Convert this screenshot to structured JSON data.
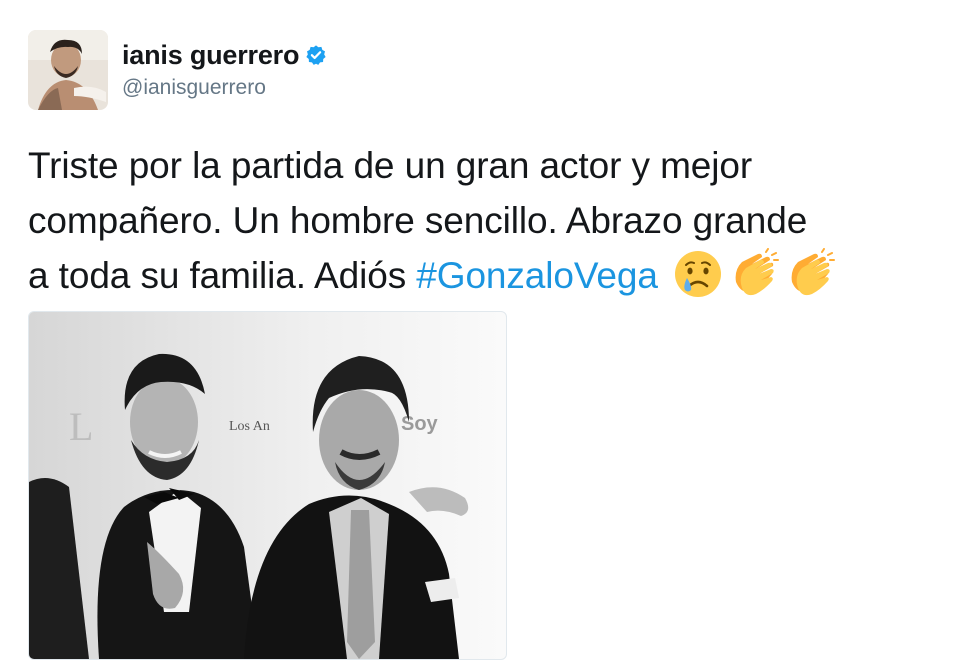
{
  "user": {
    "display_name": "ianis guerrero",
    "handle": "@ianisguerrero",
    "verified": true,
    "verified_color": "#1da1f2"
  },
  "tweet": {
    "text_line1": "Triste por la partida de un gran actor y mejor",
    "text_line2": "compañero. Un hombre sencillo. Abrazo grande",
    "text_line3": "a toda su familia. Adiós ",
    "hashtag": "#GonzaloVega",
    "emojis": [
      "crying-face",
      "clapping-hands",
      "clapping-hands"
    ],
    "hashtag_color": "#1b95e0"
  },
  "media": {
    "type": "photo",
    "style": "black-and-white",
    "background_text_left": "Los An",
    "background_text_right": "Soy"
  }
}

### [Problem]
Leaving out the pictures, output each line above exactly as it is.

### [Result for this exercise]
Convert this screenshot to structured JSON data.
{
  "user": {
    "display_name": "ianis guerrero",
    "handle": "@ianisguerrero",
    "verified": true,
    "verified_color": "#1da1f2"
  },
  "tweet": {
    "text_line1": "Triste por la partida de un gran actor y mejor",
    "text_line2": "compañero. Un hombre sencillo. Abrazo grande",
    "text_line3": "a toda su familia. Adiós ",
    "hashtag": "#GonzaloVega",
    "emojis": [
      "crying-face",
      "clapping-hands",
      "clapping-hands"
    ],
    "hashtag_color": "#1b95e0"
  },
  "media": {
    "type": "photo",
    "style": "black-and-white",
    "background_text_left": "Los An",
    "background_text_right": "Soy"
  }
}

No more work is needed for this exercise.